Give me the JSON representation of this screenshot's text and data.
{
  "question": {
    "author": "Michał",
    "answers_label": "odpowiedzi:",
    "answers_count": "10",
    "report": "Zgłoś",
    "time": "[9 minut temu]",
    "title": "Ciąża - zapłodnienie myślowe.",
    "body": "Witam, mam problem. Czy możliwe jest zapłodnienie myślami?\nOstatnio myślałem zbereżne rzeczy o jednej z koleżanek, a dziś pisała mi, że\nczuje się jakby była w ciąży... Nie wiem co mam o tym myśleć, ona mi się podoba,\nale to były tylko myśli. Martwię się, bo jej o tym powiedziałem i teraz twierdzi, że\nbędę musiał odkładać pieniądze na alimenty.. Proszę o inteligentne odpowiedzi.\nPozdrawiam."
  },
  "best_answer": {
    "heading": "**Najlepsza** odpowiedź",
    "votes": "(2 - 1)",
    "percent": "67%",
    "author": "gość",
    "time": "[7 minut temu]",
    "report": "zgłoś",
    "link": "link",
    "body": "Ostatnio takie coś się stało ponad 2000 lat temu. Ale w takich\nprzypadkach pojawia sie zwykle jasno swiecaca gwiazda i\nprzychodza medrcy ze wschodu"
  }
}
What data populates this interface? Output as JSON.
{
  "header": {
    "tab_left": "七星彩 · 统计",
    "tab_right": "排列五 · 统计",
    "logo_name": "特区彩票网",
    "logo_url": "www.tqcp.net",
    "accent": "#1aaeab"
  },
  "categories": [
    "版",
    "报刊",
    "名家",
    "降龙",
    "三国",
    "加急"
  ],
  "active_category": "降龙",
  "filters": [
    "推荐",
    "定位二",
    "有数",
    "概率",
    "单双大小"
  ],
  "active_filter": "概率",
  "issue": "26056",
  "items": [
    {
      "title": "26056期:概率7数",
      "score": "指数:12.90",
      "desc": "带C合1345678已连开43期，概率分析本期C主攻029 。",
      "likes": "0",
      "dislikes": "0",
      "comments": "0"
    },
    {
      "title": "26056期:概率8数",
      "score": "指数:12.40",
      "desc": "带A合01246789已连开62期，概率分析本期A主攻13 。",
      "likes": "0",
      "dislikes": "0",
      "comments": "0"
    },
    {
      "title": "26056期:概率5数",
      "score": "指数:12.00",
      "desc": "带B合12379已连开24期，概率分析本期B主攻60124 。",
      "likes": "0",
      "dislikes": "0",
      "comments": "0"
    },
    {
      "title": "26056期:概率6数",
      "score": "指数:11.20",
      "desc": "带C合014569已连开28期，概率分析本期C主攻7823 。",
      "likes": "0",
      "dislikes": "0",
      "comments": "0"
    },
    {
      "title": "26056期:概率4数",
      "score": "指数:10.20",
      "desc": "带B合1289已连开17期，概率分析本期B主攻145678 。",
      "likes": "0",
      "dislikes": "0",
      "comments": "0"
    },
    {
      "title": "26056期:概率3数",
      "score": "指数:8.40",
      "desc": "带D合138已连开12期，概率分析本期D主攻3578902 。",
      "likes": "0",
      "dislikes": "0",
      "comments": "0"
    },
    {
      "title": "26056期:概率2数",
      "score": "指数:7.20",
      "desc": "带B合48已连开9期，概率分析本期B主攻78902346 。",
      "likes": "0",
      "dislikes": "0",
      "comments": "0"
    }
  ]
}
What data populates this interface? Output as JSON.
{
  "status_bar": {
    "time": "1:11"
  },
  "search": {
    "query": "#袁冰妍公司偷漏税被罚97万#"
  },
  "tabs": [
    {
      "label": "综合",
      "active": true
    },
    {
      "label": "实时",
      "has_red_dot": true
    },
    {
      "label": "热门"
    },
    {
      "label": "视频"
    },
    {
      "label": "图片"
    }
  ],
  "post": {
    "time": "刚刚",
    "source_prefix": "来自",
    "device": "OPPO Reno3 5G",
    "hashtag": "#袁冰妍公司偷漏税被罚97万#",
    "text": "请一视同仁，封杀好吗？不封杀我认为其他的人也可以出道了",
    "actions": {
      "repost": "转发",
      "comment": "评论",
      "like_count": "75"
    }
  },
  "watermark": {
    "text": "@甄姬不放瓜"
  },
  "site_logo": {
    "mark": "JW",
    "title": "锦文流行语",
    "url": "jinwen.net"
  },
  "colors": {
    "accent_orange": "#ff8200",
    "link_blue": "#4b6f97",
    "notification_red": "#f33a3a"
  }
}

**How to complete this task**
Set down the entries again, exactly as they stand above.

**Response to the exercise**
Give me the JSON representation of this screenshot's text and data.
{
  "question": {
    "author": "Michał",
    "answers_label": "odpowiedzi:",
    "answers_count": "10",
    "report": "Zgłoś",
    "time": "[9 minut temu]",
    "title": "Ciąża - zapłodnienie myślowe.",
    "body": "Witam, mam problem. Czy możliwe jest zapłodnienie myślami?\nOstatnio myślałem zbereżne rzeczy o jednej z koleżanek, a dziś pisała mi, że\nczuje się jakby była w ciąży... Nie wiem co mam o tym myśleć, ona mi się podoba,\nale to były tylko myśli. Martwię się, bo jej o tym powiedziałem i teraz twierdzi, że\nbędę musiał odkładać pieniądze na alimenty.. Proszę o inteligentne odpowiedzi.\nPozdrawiam."
  },
  "best_answer": {
    "heading": "**Najlepsza** odpowiedź",
    "votes": "(2 - 1)",
    "percent": "67%",
    "author": "gość",
    "time": "[7 minut temu]",
    "report": "zgłoś",
    "link": "link",
    "body": "Ostatnio takie coś się stało ponad 2000 lat temu. Ale w takich\nprzypadkach pojawia sie zwykle jasno swiecaca gwiazda i\nprzychodza medrcy ze wschodu"
  }
}
What data populates this interface? Output as JSON.
{
  "header": {
    "tab_left": "七星彩 · 统计",
    "tab_right": "排列五 · 统计",
    "logo_name": "特区彩票网",
    "logo_url": "www.tqcp.net",
    "accent": "#1aaeab"
  },
  "categories": [
    "版",
    "报刊",
    "名家",
    "降龙",
    "三国",
    "加急"
  ],
  "active_category": "降龙",
  "filters": [
    "推荐",
    "定位二",
    "有数",
    "概率",
    "单双大小"
  ],
  "active_filter": "概率",
  "issue": "26056",
  "items": [
    {
      "title": "26056期:概率7数",
      "score": "指数:12.90",
      "desc": "带C合1345678已连开43期，概率分析本期C主攻029 。",
      "likes": "0",
      "dislikes": "0",
      "comments": "0"
    },
    {
      "title": "26056期:概率8数",
      "score": "指数:12.40",
      "desc": "带A合01246789已连开62期，概率分析本期A主攻13 。",
      "likes": "0",
      "dislikes": "0",
      "comments": "0"
    },
    {
      "title": "26056期:概率5数",
      "score": "指数:12.00",
      "desc": "带B合12379已连开24期，概率分析本期B主攻60124 。",
      "likes": "0",
      "dislikes": "0",
      "comments": "0"
    },
    {
      "title": "26056期:概率6数",
      "score": "指数:11.20",
      "desc": "带C合014569已连开28期，概率分析本期C主攻7823 。",
      "likes": "0",
      "dislikes": "0",
      "comments": "0"
    },
    {
      "title": "26056期:概率4数",
      "score": "指数:10.20",
      "desc": "带B合1289已连开17期，概率分析本期B主攻145678 。",
      "likes": "0",
      "dislikes": "0",
      "comments": "0"
    },
    {
      "title": "26056期:概率3数",
      "score": "指数:8.40",
      "desc": "带D合138已连开12期，概率分析本期D主攻3578902 。",
      "likes": "0",
      "dislikes": "0",
      "comments": "0"
    },
    {
      "title": "26056期:概率2数",
      "score": "指数:7.20",
      "desc": "带B合48已连开9期，概率分析本期B主攻78902346 。",
      "likes": "0",
      "dislikes": "0",
      "comments": "0"
    }
  ]
}
What data populates this interface? Output as JSON.
{
  "status_bar": {
    "time": "1:11"
  },
  "search": {
    "query": "#袁冰妍公司偷漏税被罚97万#"
  },
  "tabs": [
    {
      "label": "综合",
      "active": true
    },
    {
      "label": "实时",
      "has_red_dot": true
    },
    {
      "label": "热门"
    },
    {
      "label": "视频"
    },
    {
      "label": "图片"
    }
  ],
  "post": {
    "time": "刚刚",
    "source_prefix": "来自",
    "device": "OPPO Reno3 5G",
    "hashtag": "#袁冰妍公司偷漏税被罚97万#",
    "text": "请一视同仁，封杀好吗？不封杀我认为其他的人也可以出道了",
    "actions": {
      "repost": "转发",
      "comment": "评论",
      "like_count": "75"
    }
  },
  "watermark": {
    "text": "@甄姬不放瓜"
  },
  "site_logo": {
    "mark": "JW",
    "title": "锦文流行语",
    "url": "jinwen.net"
  },
  "colors": {
    "accent_orange": "#ff8200",
    "link_blue": "#4b6f97",
    "notification_red": "#f33a3a"
  }
}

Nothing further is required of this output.